Several months ago, an idea popped into my head for a fun project. I wondered if I could burn some characters into the yellow paint of a No. 2 pencil with one of those powerful diode lasers available on eBay. Perhaps it could be my name or my grandkid’s names, or even a happy birthday message to my lovely wife. Here’s how I did it.
The advent of the ESP32 Wi-Fi development boards allows for an increase in the sophistication of a digital clock. It doesn’t take much imagination to envision a digital clock with a large LCD display to not only show the usual time, date, temperature, and humidity, but to also be able to retrieve things from the Internet like the weather or weather forecast, and stock market reports as well. This seven inch clock also automatically corrects for Daylight Savings Time.
The February and March 2018 editions of Nuts & Volts featured my article detailing the Arduino Graphics Interface (AGI) project which described a general-purpose hardware and software platform that could draw graphical objects onto the face of any analog oscilloscope. A reader challenged me to see if the AGI concept and software library could be ported to the newer and faster TEENSY 3.6 processor.
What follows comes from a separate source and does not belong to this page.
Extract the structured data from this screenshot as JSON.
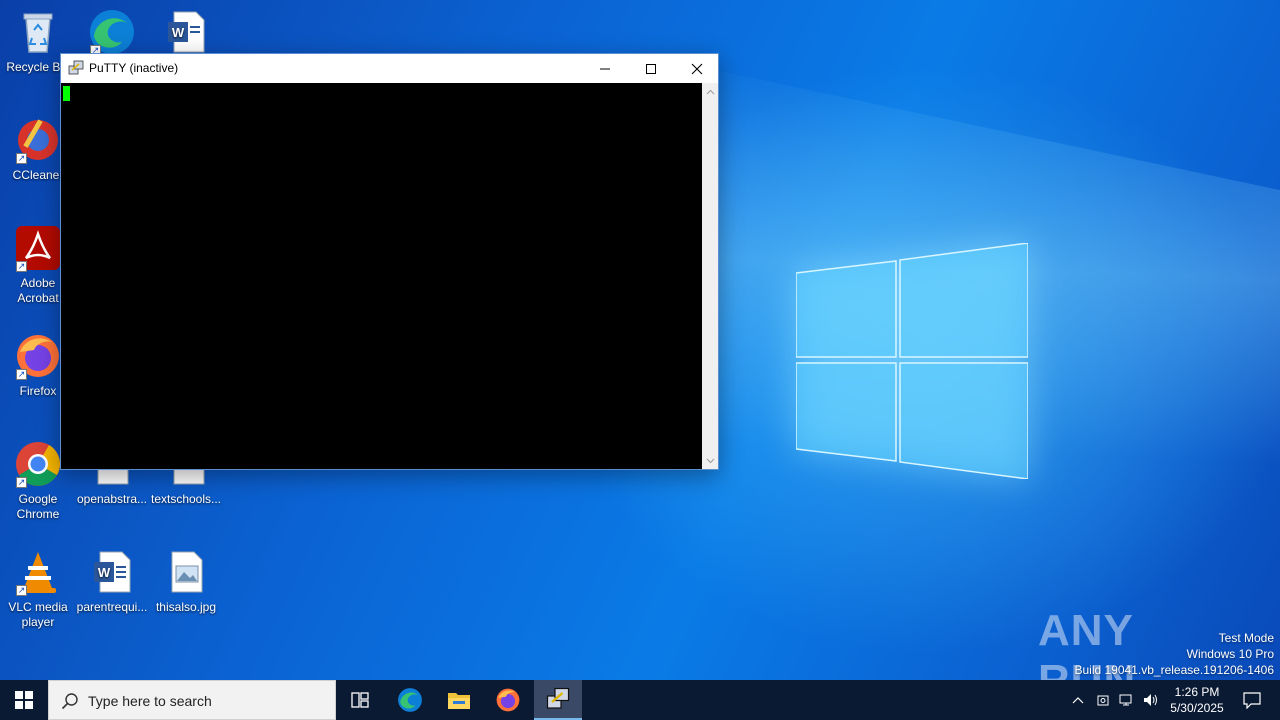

This article describes the new and improved TEENSY Graphics Interface project that implements a fully operational “CRT Clock” as a working demonstration of a TEENSY based graphics platform.
This project is a follow-on from my MIDI lyre project featured in the July-August magazine. I’m going to describe how to build a MIDI autoharp. Like the lyre, this is a MIDI controller, so it doesn’t make any sounds itself. Instead, it sends MIDI messages to an external synthesizer. It’s the synthesizer that makes the sounds.
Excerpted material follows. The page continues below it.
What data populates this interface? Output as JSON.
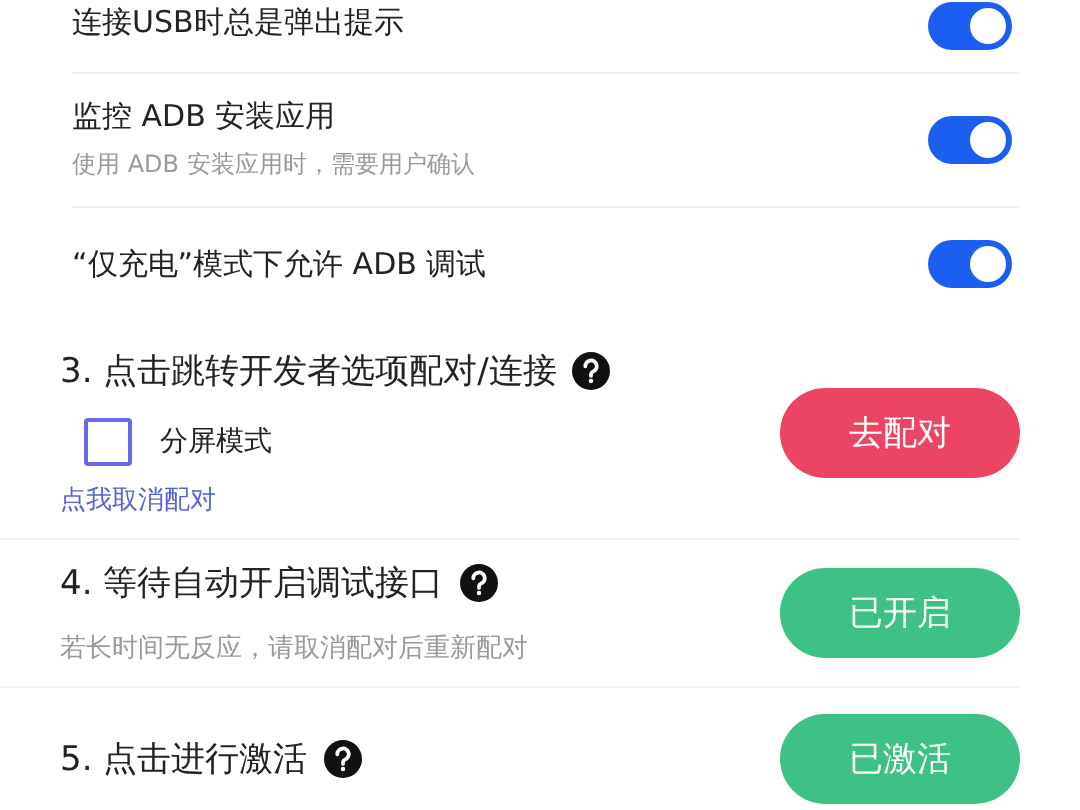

When you plan to create a large sign with LED dot-matrix modules, the circuits and software can seem like a big challenge. However, the step-by-step approach in this tutorial gives you what you need to know to make a sign of your own.
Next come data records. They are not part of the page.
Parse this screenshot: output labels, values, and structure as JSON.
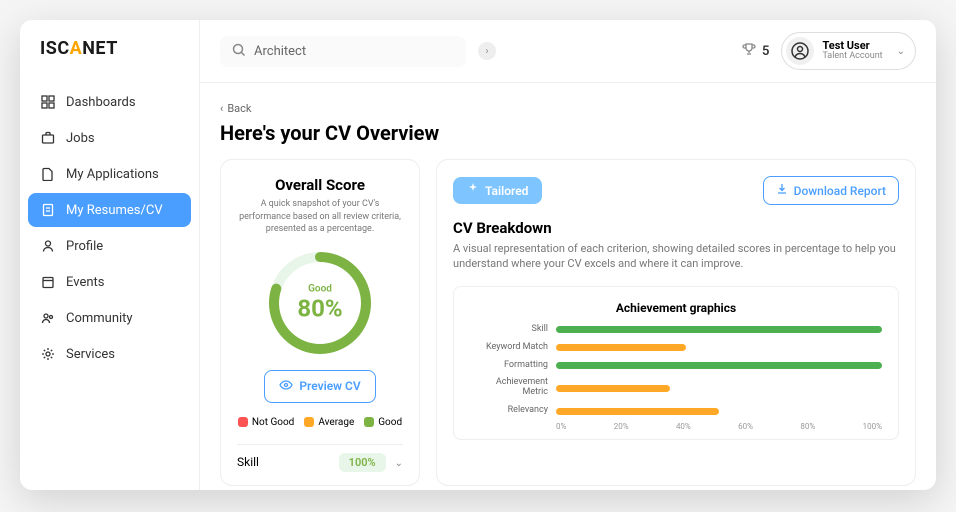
{
  "brand": {
    "part1": "ISC",
    "accent": "A",
    "part2": "NET"
  },
  "search": {
    "value": "Architect"
  },
  "points": {
    "value": "5"
  },
  "user": {
    "name": "Test User",
    "role": "Talent Account"
  },
  "nav": {
    "items": [
      {
        "label": "Dashboards"
      },
      {
        "label": "Jobs"
      },
      {
        "label": "My Applications"
      },
      {
        "label": "My Resumes/CV"
      },
      {
        "label": "Profile"
      },
      {
        "label": "Events"
      },
      {
        "label": "Community"
      },
      {
        "label": "Services"
      }
    ]
  },
  "back_label": "Back",
  "page_title": "Here's your CV Overview",
  "score": {
    "title": "Overall Score",
    "desc": "A quick snapshot of your CV's performance based on all review criteria, presented as a percentage.",
    "label": "Good",
    "pct": "80%",
    "preview_btn": "Preview CV",
    "legend": {
      "not_good": "Not Good",
      "average": "Average",
      "good": "Good"
    },
    "skill_row": {
      "label": "Skill",
      "pct": "100%"
    }
  },
  "breakdown": {
    "pill": "Tailored",
    "download": "Download  Report",
    "title": "CV Breakdown",
    "desc": "A visual representation of each criterion, showing detailed scores in percentage to help you understand where your CV excels and where it can improve."
  },
  "chart_data": {
    "type": "bar",
    "title": "Achievement graphics",
    "xlabel": "",
    "ylabel": "",
    "ylim": [
      0,
      100
    ],
    "categories": [
      "Skill",
      "Keyword Match",
      "Formatting",
      "Achievement Metric",
      "Relevancy"
    ],
    "values": [
      100,
      40,
      100,
      35,
      50
    ],
    "colors": [
      "g",
      "o",
      "g",
      "o",
      "o"
    ],
    "ticks": [
      "0%",
      "20%",
      "40%",
      "60%",
      "80%",
      "100%"
    ]
  }
}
Surveillance is one of the most effective deterrents against crimes lke burglary and theft. The Raspberry Pi can be the foundation of a great DIY home security system.
Whether you’re building your own electronic drum kit or measuring distance with a 3D scanner, a HAT can give your Raspberry Pi exactly the functionality you need.
The MIDI Replay stomp box is a powerful configuration and recording device for keyboard players, based on the wonderful MIDI protocol: the standard musical language of over 30 years.
This article explores the design challenges of this real-time system and covers topics such as task scheduling, buffers, parallel computing, dynamic memory management, response time analysis and menu system design.
When my wife and I moved into our current home a few years back, it didn’t have a doorbell. We live on a quiet cul-de-sac, so it really wasn’t a problem as we had few callers. After a while, I installed a wireless doorbell that lasted about three years. Recently, after writing the series of articles on “A Digital Analog — When a PIC Can Replace a 555,” I decided to make one using a PIC.